## Work instructions
Every record shown here must be duplicated without change.
Input Block Start
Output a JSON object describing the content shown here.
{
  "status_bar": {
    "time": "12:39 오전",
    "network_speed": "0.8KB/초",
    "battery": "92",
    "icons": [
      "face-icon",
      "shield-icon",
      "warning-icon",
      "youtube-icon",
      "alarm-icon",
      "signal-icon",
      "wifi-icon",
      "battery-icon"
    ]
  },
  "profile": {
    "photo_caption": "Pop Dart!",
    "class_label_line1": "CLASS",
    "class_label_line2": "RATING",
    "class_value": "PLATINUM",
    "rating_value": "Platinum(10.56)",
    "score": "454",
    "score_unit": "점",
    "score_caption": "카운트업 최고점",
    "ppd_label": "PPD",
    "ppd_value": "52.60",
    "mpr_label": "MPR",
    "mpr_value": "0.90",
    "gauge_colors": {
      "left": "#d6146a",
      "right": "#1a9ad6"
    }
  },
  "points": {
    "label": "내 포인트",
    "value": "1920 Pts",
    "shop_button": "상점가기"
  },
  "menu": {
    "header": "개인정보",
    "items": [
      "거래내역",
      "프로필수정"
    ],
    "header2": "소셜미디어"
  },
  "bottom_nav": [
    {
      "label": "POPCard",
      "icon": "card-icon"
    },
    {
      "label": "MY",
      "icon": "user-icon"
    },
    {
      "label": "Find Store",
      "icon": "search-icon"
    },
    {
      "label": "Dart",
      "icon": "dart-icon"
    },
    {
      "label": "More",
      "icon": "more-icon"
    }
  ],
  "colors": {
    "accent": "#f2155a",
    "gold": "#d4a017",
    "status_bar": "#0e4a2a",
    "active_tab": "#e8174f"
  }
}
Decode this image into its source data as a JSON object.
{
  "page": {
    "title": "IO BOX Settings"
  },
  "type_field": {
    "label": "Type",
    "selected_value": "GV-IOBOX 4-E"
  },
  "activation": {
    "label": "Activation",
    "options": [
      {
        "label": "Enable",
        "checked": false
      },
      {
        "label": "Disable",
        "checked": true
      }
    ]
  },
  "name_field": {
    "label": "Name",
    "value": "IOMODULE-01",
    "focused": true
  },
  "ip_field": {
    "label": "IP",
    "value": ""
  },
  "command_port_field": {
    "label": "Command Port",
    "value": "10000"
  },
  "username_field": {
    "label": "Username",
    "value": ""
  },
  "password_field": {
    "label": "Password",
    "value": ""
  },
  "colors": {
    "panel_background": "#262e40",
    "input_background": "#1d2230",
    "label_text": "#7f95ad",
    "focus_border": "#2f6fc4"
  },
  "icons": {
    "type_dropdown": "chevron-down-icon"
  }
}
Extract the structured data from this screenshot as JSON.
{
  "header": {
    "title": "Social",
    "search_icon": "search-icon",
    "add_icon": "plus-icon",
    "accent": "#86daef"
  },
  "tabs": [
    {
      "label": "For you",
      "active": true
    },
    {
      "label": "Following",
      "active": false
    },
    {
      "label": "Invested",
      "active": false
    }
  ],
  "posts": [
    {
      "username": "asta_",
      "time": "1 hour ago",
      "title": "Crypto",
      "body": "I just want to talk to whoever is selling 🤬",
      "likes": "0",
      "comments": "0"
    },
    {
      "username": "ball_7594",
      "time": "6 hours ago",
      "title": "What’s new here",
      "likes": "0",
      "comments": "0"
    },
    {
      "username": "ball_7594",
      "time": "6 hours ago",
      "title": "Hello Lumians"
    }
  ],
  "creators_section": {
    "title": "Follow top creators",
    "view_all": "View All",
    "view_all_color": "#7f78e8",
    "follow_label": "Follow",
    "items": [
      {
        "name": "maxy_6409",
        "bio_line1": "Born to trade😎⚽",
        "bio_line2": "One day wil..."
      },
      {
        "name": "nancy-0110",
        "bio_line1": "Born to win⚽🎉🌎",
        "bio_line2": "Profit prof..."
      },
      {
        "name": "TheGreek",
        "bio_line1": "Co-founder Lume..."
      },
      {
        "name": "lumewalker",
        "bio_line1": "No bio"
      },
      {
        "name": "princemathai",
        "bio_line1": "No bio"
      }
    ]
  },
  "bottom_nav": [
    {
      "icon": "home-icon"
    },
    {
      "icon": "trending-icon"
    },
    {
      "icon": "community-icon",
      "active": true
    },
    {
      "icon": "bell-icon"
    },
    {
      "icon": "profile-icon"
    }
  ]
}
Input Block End
## Result
Output a JSON object describing the content shown here.
{
  "status_bar": {
    "time": "12:39 오전",
    "network_speed": "0.8KB/초",
    "battery": "92",
    "icons": [
      "face-icon",
      "shield-icon",
      "warning-icon",
      "youtube-icon",
      "alarm-icon",
      "signal-icon",
      "wifi-icon",
      "battery-icon"
    ]
  },
  "profile": {
    "photo_caption": "Pop Dart!",
    "class_label_line1": "CLASS",
    "class_label_line2": "RATING",
    "class_value": "PLATINUM",
    "rating_value": "Platinum(10.56)",
    "score": "454",
    "score_unit": "점",
    "score_caption": "카운트업 최고점",
    "ppd_label": "PPD",
    "ppd_value": "52.60",
    "mpr_label": "MPR",
    "mpr_value": "0.90",
    "gauge_colors": {
      "left": "#d6146a",
      "right": "#1a9ad6"
    }
  },
  "points": {
    "label": "내 포인트",
    "value": "1920 Pts",
    "shop_button": "상점가기"
  },
  "menu": {
    "header": "개인정보",
    "items": [
      "거래내역",
      "프로필수정"
    ],
    "header2": "소셜미디어"
  },
  "bottom_nav": [
    {
      "label": "POPCard",
      "icon": "card-icon"
    },
    {
      "label": "MY",
      "icon": "user-icon"
    },
    {
      "label": "Find Store",
      "icon": "search-icon"
    },
    {
      "label": "Dart",
      "icon": "dart-icon"
    },
    {
      "label": "More",
      "icon": "more-icon"
    }
  ],
  "colors": {
    "accent": "#f2155a",
    "gold": "#d4a017",
    "status_bar": "#0e4a2a",
    "active_tab": "#e8174f"
  }
}
Decode this image into its source data as a JSON object.
{
  "page": {
    "title": "IO BOX Settings"
  },
  "type_field": {
    "label": "Type",
    "selected_value": "GV-IOBOX 4-E"
  },
  "activation": {
    "label": "Activation",
    "options": [
      {
        "label": "Enable",
        "checked": false
      },
      {
        "label": "Disable",
        "checked": true
      }
    ]
  },
  "name_field": {
    "label": "Name",
    "value": "IOMODULE-01",
    "focused": true
  },
  "ip_field": {
    "label": "IP",
    "value": ""
  },
  "command_port_field": {
    "label": "Command Port",
    "value": "10000"
  },
  "username_field": {
    "label": "Username",
    "value": ""
  },
  "password_field": {
    "label": "Password",
    "value": ""
  },
  "colors": {
    "panel_background": "#262e40",
    "input_background": "#1d2230",
    "label_text": "#7f95ad",
    "focus_border": "#2f6fc4"
  },
  "icons": {
    "type_dropdown": "chevron-down-icon"
  }
}
Extract the structured data from this screenshot as JSON.
{
  "header": {
    "title": "Social",
    "search_icon": "search-icon",
    "add_icon": "plus-icon",
    "accent": "#86daef"
  },
  "tabs": [
    {
      "label": "For you",
      "active": true
    },
    {
      "label": "Following",
      "active": false
    },
    {
      "label": "Invested",
      "active": false
    }
  ],
  "posts": [
    {
      "username": "asta_",
      "time": "1 hour ago",
      "title": "Crypto",
      "body": "I just want to talk to whoever is selling 🤬",
      "likes": "0",
      "comments": "0"
    },
    {
      "username": "ball_7594",
      "time": "6 hours ago",
      "title": "What’s new here",
      "likes": "0",
      "comments": "0"
    },
    {
      "username": "ball_7594",
      "time": "6 hours ago",
      "title": "Hello Lumians"
    }
  ],
  "creators_section": {
    "title": "Follow top creators",
    "view_all": "View All",
    "view_all_color": "#7f78e8",
    "follow_label": "Follow",
    "items": [
      {
        "name": "maxy_6409",
        "bio_line1": "Born to trade😎⚽",
        "bio_line2": "One day wil..."
      },
      {
        "name": "nancy-0110",
        "bio_line1": "Born to win⚽🎉🌎",
        "bio_line2": "Profit prof..."
      },
      {
        "name": "TheGreek",
        "bio_line1": "Co-founder Lume..."
      },
      {
        "name": "lumewalker",
        "bio_line1": "No bio"
      },
      {
        "name": "princemathai",
        "bio_line1": "No bio"
      }
    ]
  },
  "bottom_nav": [
    {
      "icon": "home-icon"
    },
    {
      "icon": "trending-icon"
    },
    {
      "icon": "community-icon",
      "active": true
    },
    {
      "icon": "bell-icon"
    },
    {
      "icon": "profile-icon"
    }
  ]
}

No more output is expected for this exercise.